# Your goal
Work out how many lines in the following entries contain the string "Invoices", and write only that number.

# Available data
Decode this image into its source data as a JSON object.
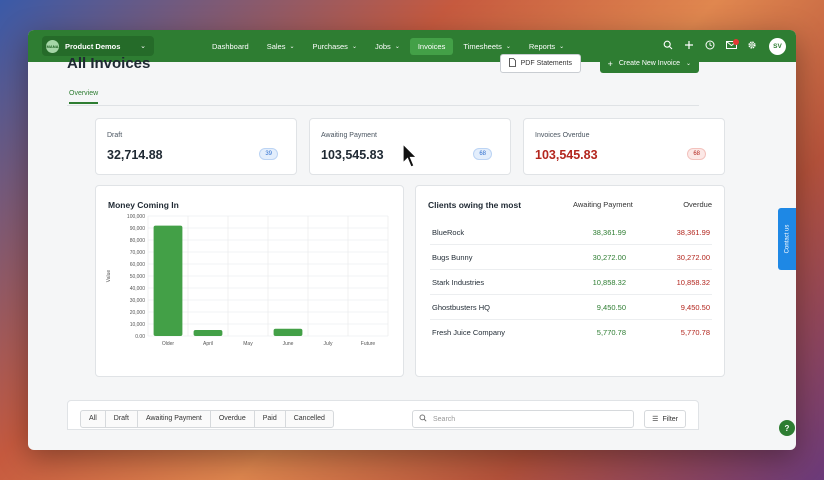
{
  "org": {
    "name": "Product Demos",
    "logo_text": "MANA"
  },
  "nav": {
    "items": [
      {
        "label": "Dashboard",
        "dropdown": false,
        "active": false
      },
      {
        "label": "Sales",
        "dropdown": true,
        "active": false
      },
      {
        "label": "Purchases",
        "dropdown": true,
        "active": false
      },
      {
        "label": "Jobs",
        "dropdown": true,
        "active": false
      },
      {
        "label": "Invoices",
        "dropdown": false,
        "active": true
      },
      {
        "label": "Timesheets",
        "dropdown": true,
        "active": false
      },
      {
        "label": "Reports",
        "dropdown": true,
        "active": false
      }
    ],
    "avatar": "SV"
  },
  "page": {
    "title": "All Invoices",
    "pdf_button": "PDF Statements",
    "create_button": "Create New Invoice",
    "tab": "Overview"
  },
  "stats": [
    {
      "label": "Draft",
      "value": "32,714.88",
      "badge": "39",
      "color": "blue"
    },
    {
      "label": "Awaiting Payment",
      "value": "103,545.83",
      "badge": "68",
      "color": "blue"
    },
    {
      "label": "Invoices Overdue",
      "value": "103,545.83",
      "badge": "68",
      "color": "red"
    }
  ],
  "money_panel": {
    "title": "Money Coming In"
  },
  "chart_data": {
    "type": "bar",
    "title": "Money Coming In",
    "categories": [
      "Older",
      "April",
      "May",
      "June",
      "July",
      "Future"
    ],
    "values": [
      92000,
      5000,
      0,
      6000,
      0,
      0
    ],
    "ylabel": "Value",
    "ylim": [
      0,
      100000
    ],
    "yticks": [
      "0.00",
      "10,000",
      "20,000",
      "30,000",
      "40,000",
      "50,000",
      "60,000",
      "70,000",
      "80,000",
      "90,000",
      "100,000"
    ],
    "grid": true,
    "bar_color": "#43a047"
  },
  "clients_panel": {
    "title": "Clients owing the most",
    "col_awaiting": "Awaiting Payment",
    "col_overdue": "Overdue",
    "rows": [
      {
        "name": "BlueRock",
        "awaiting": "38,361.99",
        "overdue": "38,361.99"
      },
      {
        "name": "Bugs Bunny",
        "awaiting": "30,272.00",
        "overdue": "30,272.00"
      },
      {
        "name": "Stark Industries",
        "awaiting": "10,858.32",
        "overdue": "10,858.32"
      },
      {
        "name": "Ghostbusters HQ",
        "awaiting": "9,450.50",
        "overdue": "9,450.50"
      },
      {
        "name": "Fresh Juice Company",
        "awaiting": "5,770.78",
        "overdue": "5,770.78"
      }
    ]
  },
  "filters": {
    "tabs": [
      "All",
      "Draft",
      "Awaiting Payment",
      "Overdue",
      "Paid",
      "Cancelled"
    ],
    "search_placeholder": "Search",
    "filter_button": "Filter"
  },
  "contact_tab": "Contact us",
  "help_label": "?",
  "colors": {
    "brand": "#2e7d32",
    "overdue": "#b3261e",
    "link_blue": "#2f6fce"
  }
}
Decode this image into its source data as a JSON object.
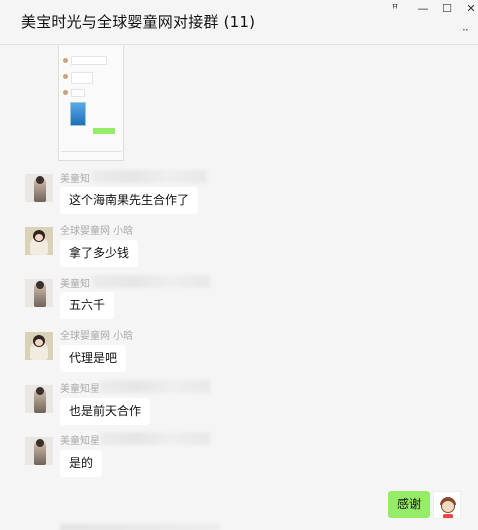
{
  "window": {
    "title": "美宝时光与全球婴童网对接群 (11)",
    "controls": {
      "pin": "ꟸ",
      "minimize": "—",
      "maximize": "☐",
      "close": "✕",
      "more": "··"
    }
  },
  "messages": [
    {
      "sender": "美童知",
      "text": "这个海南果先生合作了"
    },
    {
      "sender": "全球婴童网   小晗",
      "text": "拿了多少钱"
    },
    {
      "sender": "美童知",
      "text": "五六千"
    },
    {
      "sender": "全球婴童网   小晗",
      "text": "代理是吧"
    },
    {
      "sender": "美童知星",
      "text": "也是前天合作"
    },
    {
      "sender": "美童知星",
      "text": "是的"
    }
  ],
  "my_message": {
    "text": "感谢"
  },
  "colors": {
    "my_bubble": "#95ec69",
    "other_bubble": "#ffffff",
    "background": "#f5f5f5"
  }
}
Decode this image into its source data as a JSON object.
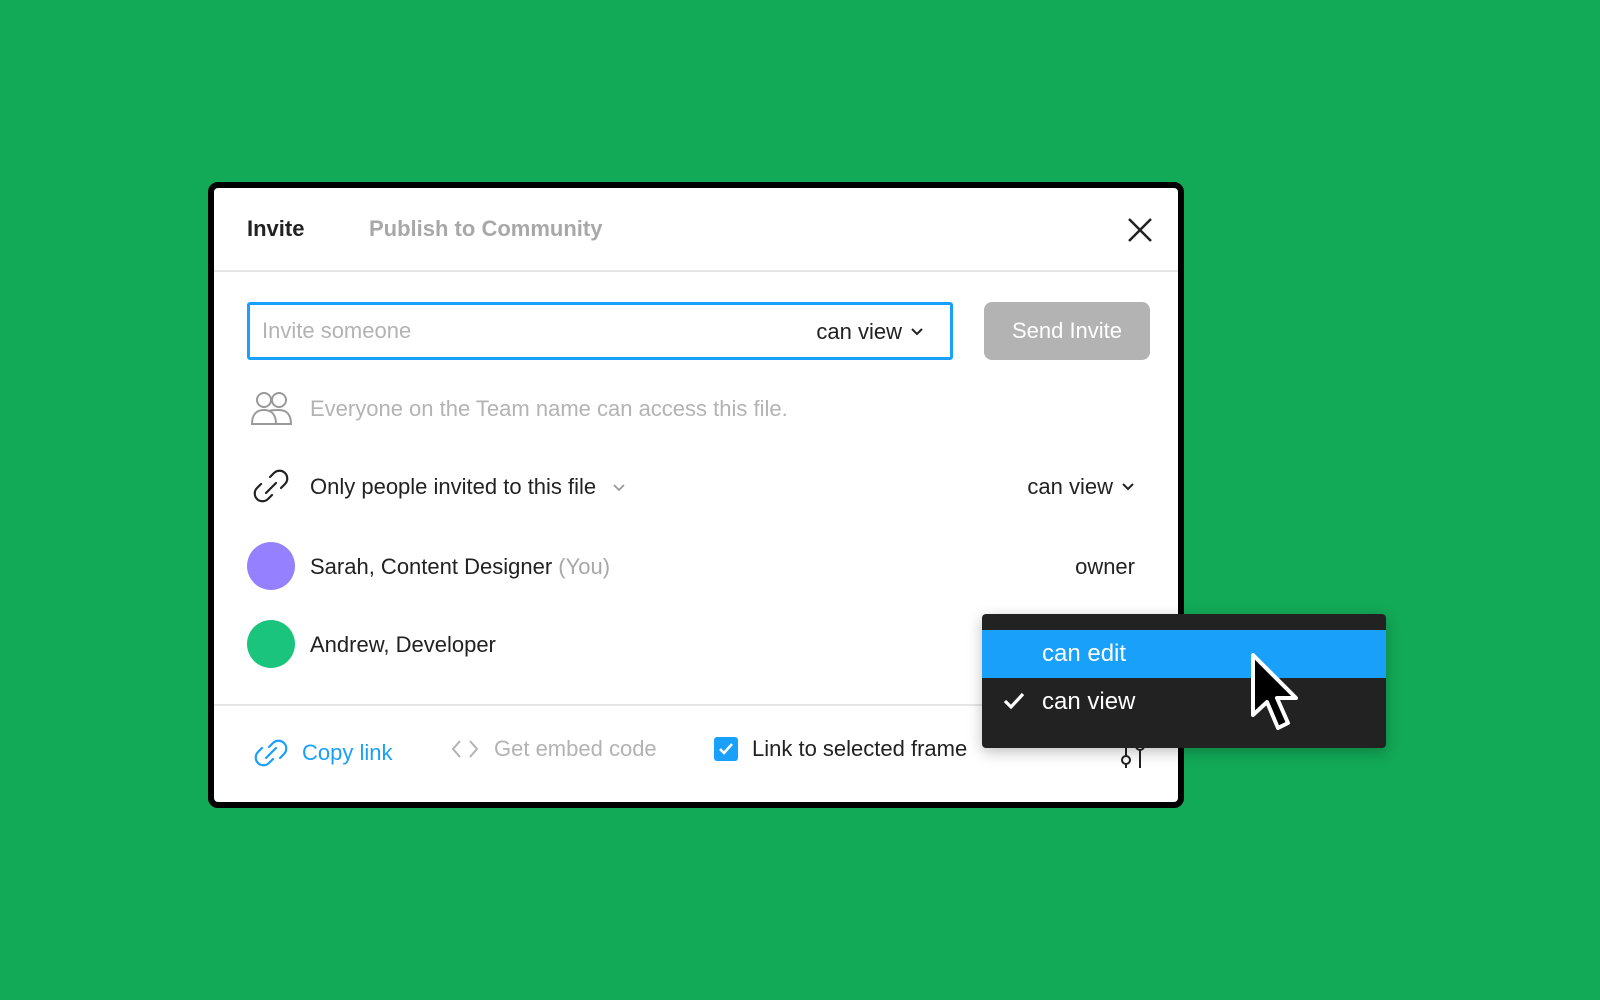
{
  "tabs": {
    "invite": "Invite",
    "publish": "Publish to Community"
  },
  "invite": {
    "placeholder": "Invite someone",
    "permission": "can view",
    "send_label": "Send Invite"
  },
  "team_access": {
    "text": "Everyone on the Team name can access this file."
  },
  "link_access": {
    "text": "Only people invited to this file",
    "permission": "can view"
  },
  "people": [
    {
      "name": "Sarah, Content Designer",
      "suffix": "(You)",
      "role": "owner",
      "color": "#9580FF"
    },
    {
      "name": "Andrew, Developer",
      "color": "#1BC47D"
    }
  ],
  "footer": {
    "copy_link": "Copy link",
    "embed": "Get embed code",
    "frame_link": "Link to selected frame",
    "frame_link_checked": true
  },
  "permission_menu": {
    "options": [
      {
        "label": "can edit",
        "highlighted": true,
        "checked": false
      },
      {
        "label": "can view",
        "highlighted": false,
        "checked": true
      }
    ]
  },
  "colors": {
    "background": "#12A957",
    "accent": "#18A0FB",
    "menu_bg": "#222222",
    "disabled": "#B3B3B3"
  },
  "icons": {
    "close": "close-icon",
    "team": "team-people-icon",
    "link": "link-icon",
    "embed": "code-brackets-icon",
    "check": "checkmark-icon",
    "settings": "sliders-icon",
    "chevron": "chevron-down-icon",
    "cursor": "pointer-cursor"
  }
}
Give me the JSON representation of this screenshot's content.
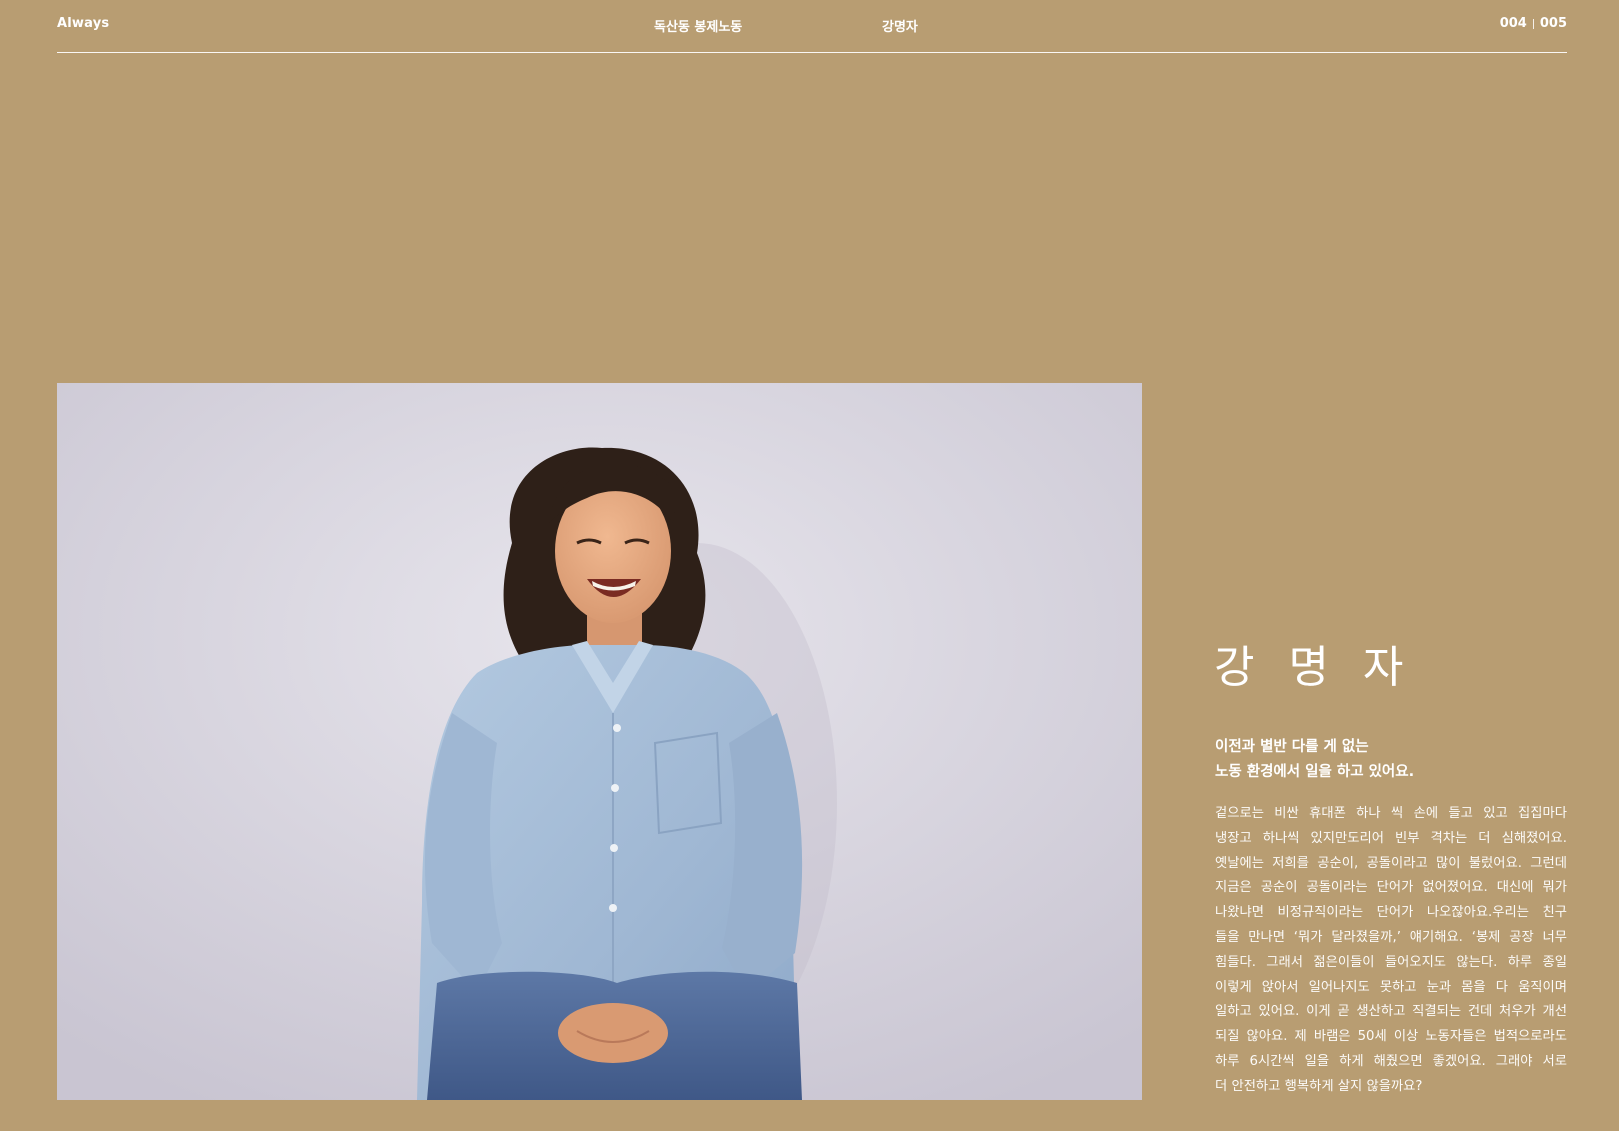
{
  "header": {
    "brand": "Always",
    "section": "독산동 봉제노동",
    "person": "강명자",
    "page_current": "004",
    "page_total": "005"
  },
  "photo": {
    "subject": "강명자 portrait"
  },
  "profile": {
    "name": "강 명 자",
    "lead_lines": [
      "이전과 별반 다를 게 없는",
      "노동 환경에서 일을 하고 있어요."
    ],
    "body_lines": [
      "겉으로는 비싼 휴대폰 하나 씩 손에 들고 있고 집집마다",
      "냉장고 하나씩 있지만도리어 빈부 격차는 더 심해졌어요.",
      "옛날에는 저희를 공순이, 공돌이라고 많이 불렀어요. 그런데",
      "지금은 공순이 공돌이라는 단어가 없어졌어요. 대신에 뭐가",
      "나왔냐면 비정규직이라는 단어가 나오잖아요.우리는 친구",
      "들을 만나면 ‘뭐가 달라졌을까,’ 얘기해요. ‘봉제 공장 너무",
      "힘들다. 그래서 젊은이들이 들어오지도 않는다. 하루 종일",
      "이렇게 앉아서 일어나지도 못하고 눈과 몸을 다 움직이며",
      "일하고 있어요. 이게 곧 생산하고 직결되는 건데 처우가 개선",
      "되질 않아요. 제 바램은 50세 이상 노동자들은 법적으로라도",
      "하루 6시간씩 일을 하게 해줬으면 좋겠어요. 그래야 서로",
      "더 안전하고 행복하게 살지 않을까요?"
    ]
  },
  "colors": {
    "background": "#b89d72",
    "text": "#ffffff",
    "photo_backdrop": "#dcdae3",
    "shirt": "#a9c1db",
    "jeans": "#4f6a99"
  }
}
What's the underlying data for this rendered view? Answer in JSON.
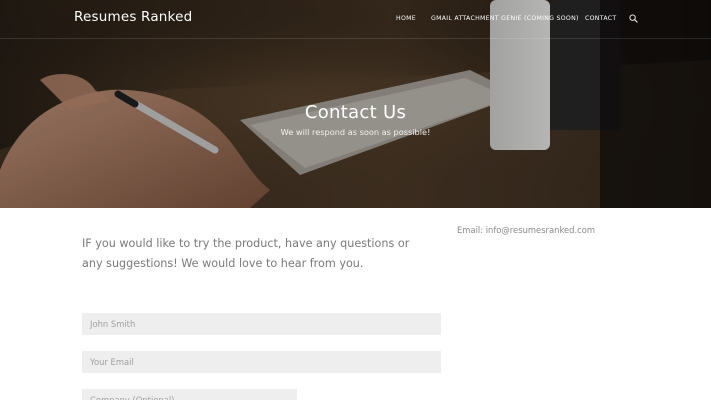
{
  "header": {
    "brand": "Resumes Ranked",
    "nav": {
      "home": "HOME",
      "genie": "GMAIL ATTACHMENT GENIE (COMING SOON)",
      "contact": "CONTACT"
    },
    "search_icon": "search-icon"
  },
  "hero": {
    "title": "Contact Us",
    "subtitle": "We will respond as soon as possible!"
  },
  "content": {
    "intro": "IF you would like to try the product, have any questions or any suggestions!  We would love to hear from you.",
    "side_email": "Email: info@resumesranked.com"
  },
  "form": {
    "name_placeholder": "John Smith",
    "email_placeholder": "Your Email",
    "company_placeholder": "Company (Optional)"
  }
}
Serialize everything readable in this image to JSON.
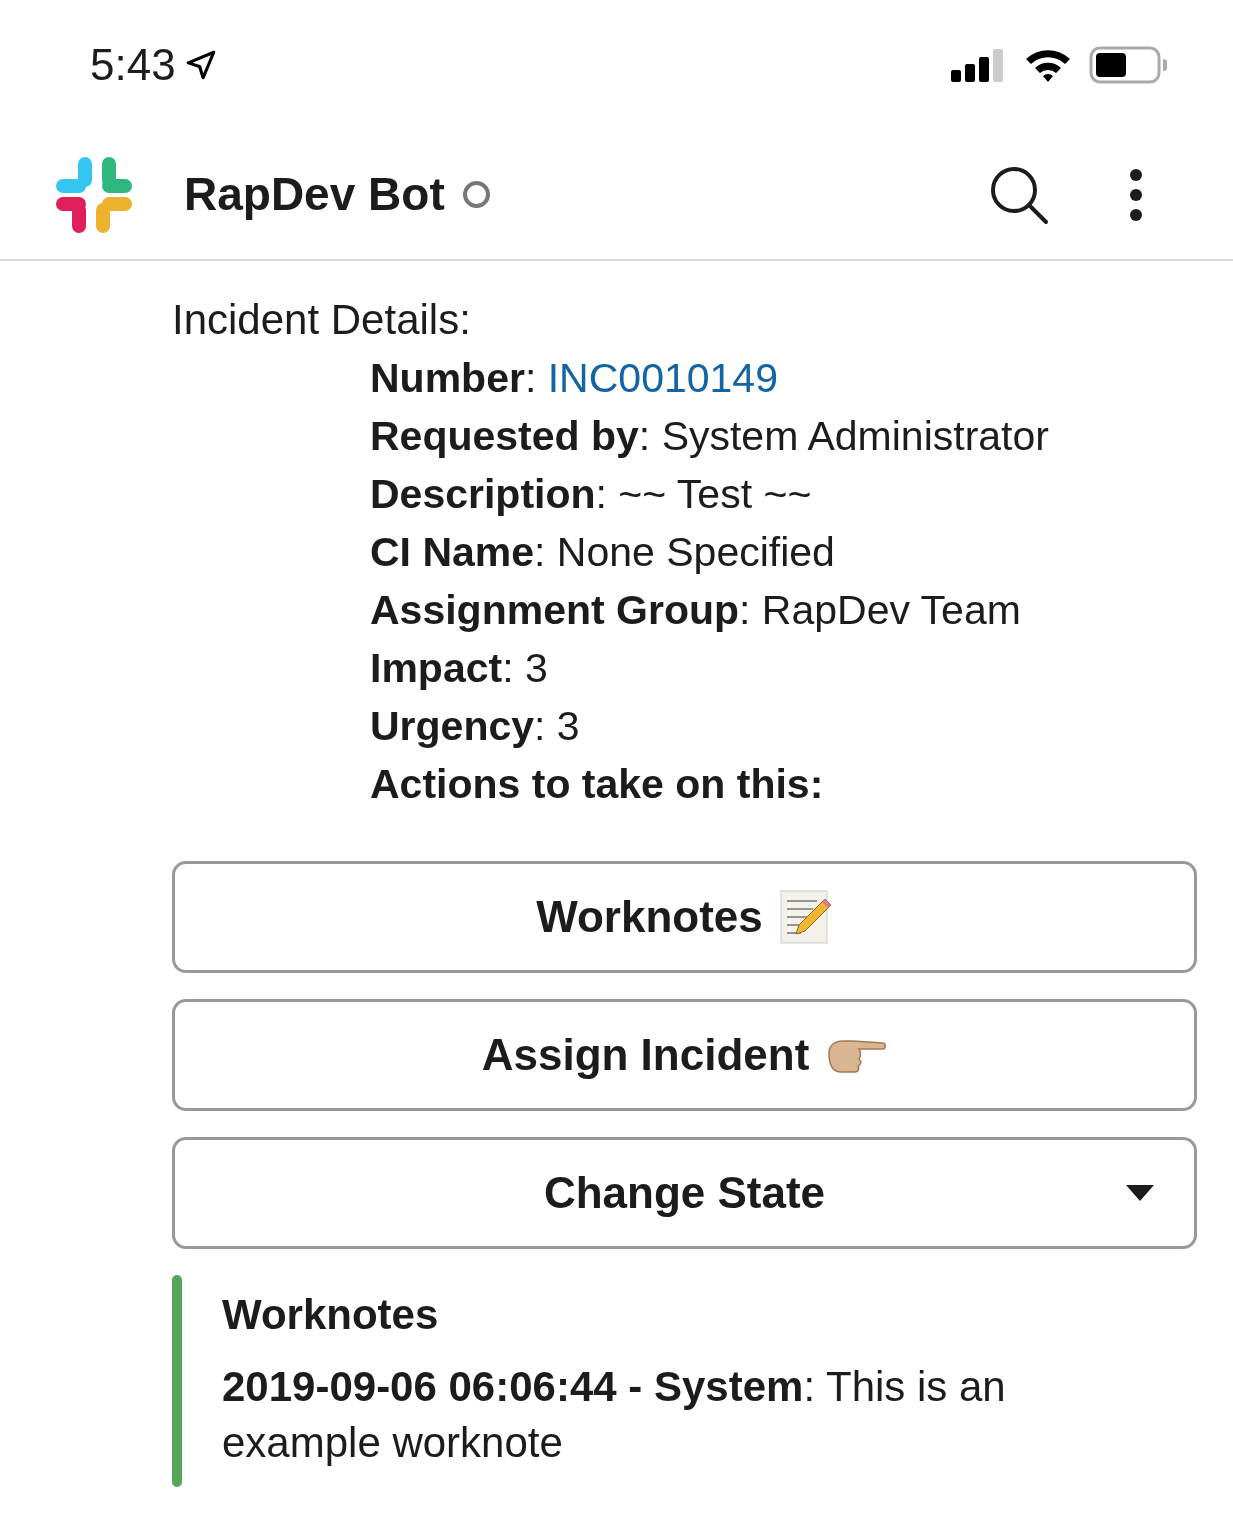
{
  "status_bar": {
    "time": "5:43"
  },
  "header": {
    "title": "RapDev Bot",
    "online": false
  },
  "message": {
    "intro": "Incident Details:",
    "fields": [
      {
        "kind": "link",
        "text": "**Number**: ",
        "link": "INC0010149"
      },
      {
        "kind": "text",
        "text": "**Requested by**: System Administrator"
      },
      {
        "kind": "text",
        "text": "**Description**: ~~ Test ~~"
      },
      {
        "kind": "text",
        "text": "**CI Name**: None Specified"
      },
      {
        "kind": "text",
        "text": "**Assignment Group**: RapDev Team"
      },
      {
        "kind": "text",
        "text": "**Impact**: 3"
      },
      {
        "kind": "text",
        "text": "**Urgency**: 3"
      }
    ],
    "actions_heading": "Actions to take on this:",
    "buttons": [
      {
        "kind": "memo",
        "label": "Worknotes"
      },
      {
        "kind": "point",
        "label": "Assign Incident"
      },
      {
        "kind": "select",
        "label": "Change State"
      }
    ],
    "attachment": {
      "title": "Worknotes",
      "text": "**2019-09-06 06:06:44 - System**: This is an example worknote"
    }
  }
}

# Task result
3